Drawing upon her experience as a workplace coach as well as past experience as a target, Curry identifies seven workplace bully types, their motivations and mindset. She also addresses strategies for dealing with each bully type.
The dynamics between bully and target that are addressed in this book include supervisor to subordinate, subordinate to supervisor and bullying between workplace colleagues.
One area I paid special attention to in this book was the victim’s perceived responsibility for being a bully’s target.
I was relieved to read, only a few pages in, that Curry does not “blame the victim” (in a foreword written by Gary Namie, Ph.D, cofounder and director of the Workplace Bullying Institute). This message was continually reinforced throughout my reading of the book.
Curry does, however, empower the bully’s target by broadening his or her repertoire of responses with which to fight back. And the book promotes reflecting on past responses to bullying that did not achieve desired results.
Particularly of value, Curry recommends strong workplace policies that proactively address bullying — that declare it unacceptable even when the target is not in a protected anti-discrimination category.
Bullying affects everyone, not just the bully and target, and for bullying to be eliminated requires support and buy-in among an entire community. Curry’s book addresses that reality.
Altogether, Curry’s book provides much-needed information about workplace bullying and supports a comprehensive, company-wide approach to keep bullying out of the workplace.
Addendum: Personal Recommendations about Workplace Bullying
I want to offer thoughts on two specific areas of bullying that can show up in the workplace. The first involves social media and corporate websites that allow public commenting.
I believe that the ability to be anonymous is a license for viciousness and that the ability to leave comments on a website should be tied to a user account — either through the commenting platform or another social media account.
This doesn’t curtail the ability to use a pseudonym, but it does allow posters to be held accountable and even blocked for abusive behavior.

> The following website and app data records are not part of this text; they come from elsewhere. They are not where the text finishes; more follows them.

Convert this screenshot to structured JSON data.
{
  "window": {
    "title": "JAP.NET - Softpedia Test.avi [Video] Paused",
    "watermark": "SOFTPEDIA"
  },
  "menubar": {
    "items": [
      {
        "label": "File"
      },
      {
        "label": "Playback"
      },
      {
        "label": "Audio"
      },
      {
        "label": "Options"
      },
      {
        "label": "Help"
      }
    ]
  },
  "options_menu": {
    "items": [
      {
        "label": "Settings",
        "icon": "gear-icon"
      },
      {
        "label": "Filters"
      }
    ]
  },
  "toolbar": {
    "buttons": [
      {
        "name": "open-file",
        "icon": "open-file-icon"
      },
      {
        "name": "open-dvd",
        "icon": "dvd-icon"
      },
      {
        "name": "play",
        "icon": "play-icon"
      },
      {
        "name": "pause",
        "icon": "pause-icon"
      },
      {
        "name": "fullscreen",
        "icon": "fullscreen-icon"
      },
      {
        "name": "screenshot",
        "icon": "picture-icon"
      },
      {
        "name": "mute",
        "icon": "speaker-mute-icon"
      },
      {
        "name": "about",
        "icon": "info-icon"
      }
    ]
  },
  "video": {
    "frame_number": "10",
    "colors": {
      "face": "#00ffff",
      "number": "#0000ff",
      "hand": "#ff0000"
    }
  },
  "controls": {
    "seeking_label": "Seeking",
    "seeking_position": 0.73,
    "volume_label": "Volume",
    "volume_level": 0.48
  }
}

The second area includes abusive behavior by a vendor or customer. A business should provide guidelines for this type of situation and should even be on record that it supports an employee if he or she has to terminate an abusive exchange.
Disclosure of Material Connection: I received a review copy of this book from the publisher. The opinion expressed is my own. I am disclosing this in accordance with the Federal Trade Commission’s 16 CFR, Part 255: “Guides Concerning the Use of Endorsements and Testimonials in Advertising.”

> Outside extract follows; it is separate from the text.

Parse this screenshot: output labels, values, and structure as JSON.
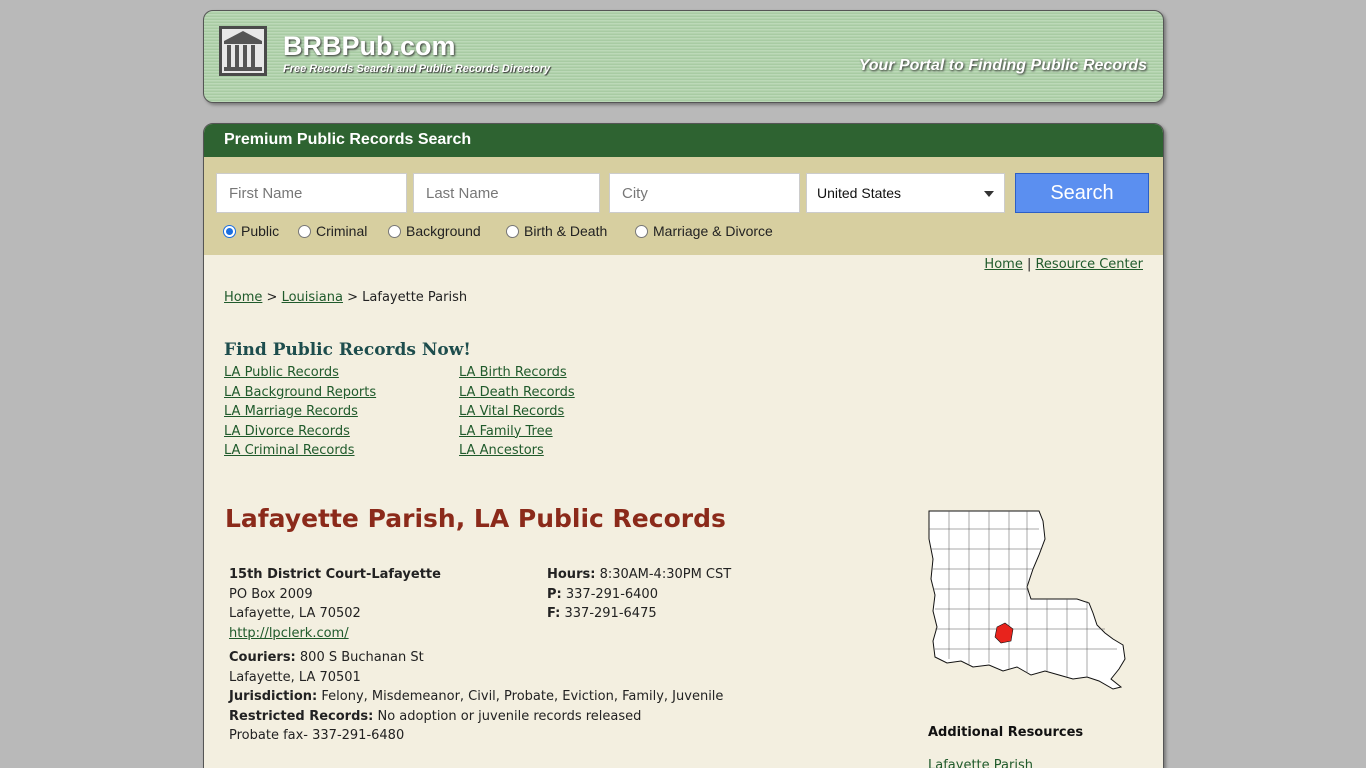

Subject Classifications (Partial list, via Dewey Decimal System)
- 006.754-Social Media
- 020-Library and Information Science

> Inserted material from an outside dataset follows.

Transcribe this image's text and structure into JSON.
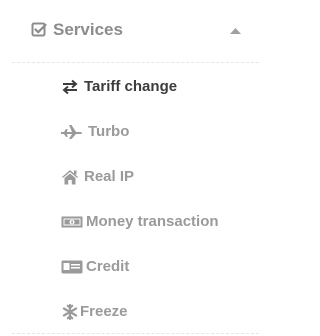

- 020.92-Cynthia M. Parkhill (Biographical)
- 023.3-Library Workers
- 025.04-Internet Access
- 027.473-Public Libraries
- 027.663-Libraries and people with disabilities
- 027.8-School Libraries
- 028.52-Children's Literature
- 028.535-Young Adult Literature
- 028.7-Information Literacy
- 158.2-Social Intelligence
- 323.30-People with disabilities--Civil rights
- 658.812-Customer Service
- 659.2-Public Relations
- 686.22-Graphic Design
- 809-Literature--Critical Appraisal